Britain should set up a state-backed investment bank to focus on small business lending as part of efforts to tackle poor productivity, a think tank has urged.

A new report by Civitas argues that the creation of a new “national investment bank” will address the “market failure” that has led to a lack of long-term investment in SMEs.

The new lender could be independently financed at no ongoing cost to the taxpayer, Civitas claims, while boosting current low levels of investment and helping to raise productivity.

Civitas economist Justin Protts also derided the Government-backed British Business Bank, which he said does “incredibly little” to support business when compared with development banks in Europe, and is “not fit for purpose”.

He added: “The UK economy is not operating as it should. The output of each worker is barely increasing and failure to increase our productivity since the financial crisis has been holding back growth.

“There is no doubt that low investment, particularly in enterprise, is a cause of the UK’s current economic woes and a significant part of that problem is the failure of the banks to lend to SMEs, which make up 99% of businesses in the UK.”

“If the Government is going to seriously tackle the challenges of low investment and productivity then they must go further and create a new UK investment bank which can be mandated to provide the longer-term finance needed by SMEs to invest, grow and increase the UK’s productivity.”

The think tank pointed to figures showing that investment in the UK has fallen from about a quarter of GDP in 1990, in line with other developed economies, to just over 16%, well below that of most advanced countries.

Civitas said this is in large part driven by banks failing to invest in SMEs, even when there is demand from creditworthy businesses, with lenders favouring easier returns from alternative investments.

Loans to business by banks as a proportion of their domestic lending have declined from 31% in 1988 to 8% in 2016, according to the report.

Mr Protts highlighted the success of similar initiatives in Germany and the US.

“The experiences of institutions elsewhere, particularly of Germany’s KfW and the US’s Small Business Administration, show that government-owned investment institutions can play an important role in providing the sort of business investment the UK is lacking and at no ongoing cost to the taxpayer.”

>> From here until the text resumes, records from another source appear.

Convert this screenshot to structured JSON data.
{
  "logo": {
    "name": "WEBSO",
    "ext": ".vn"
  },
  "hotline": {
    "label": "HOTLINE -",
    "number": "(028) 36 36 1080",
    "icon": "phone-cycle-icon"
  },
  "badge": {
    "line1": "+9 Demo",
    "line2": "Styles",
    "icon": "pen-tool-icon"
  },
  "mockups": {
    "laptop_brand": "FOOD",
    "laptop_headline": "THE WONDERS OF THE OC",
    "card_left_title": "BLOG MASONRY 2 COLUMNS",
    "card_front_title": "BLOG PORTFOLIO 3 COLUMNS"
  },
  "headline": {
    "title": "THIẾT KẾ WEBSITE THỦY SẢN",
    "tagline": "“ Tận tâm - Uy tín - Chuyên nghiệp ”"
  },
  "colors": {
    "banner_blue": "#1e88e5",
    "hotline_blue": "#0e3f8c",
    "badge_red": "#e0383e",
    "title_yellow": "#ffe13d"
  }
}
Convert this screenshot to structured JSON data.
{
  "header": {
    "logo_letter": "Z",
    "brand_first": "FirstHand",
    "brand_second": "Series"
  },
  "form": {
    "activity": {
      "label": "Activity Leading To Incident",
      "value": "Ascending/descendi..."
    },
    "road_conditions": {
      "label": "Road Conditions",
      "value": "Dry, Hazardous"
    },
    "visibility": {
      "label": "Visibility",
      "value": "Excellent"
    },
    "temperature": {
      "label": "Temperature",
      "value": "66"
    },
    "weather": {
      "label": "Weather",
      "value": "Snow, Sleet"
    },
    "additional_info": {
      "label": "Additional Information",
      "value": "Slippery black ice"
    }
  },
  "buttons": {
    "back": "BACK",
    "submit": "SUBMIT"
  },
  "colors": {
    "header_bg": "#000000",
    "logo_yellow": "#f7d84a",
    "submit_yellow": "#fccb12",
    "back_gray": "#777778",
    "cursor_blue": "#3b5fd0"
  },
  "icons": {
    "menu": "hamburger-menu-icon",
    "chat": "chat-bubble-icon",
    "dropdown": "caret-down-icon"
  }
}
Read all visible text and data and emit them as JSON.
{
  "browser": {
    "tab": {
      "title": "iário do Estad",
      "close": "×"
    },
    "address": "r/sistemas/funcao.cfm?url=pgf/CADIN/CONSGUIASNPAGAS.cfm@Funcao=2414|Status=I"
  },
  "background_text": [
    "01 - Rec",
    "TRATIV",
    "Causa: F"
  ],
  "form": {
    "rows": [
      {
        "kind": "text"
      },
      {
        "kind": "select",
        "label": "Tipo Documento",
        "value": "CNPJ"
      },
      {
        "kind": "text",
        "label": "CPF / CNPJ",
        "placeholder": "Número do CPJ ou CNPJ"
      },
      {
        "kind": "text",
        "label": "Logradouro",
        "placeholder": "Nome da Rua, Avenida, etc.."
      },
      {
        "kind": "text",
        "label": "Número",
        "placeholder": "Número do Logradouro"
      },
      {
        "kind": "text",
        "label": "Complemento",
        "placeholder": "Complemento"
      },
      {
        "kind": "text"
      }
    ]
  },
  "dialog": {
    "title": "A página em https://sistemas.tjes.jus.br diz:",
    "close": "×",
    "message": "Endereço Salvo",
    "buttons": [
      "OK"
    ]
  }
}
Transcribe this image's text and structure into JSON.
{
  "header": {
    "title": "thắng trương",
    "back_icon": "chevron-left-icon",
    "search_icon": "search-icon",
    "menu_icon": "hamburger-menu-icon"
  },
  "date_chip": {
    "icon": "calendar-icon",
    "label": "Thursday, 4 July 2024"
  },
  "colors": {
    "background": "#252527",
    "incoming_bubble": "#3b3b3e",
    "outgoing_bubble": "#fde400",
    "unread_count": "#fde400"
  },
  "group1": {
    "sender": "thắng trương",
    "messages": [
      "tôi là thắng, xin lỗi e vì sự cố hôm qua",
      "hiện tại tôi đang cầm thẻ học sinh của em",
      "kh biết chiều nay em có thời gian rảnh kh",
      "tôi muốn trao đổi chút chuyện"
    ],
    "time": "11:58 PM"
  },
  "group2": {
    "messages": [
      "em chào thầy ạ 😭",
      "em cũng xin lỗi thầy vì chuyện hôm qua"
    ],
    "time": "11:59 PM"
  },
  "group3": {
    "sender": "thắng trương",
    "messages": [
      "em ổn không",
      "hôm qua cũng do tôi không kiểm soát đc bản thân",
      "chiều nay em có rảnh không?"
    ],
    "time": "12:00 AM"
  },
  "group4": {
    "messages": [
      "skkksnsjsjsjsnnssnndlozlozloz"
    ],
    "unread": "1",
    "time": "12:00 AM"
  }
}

The British Business Bank’s automated phone system did not allow the Press Association to request comment.

Labour welcomed the report, with the party’s shadow chief secretary to the Treasury Peter Dowd saying: “This report… helps build the case Labour has been making for a new National Investment Bank. The creation of this new bank will be crucial for targeting lending at smaller businesses who are being let down by our current financial system.

“Labour is committed to setting up a new National Investment Bank alongside a network of regional development banks to build a high-wage, high-productivity economy.”

A Department for Business, Energy and Industrial Strategy spokeswoman said: “This Government’s Industrial Strategy is building a Britain that invests in the skills, industries and infrastructure of the future.

“With over a thousand businesses starting everyday in Britain, the British Business Bank has provided over £4bn to SMEs, and is unlocking a further over £20 billion of new investment for small businesses.”

Source: Hereford Times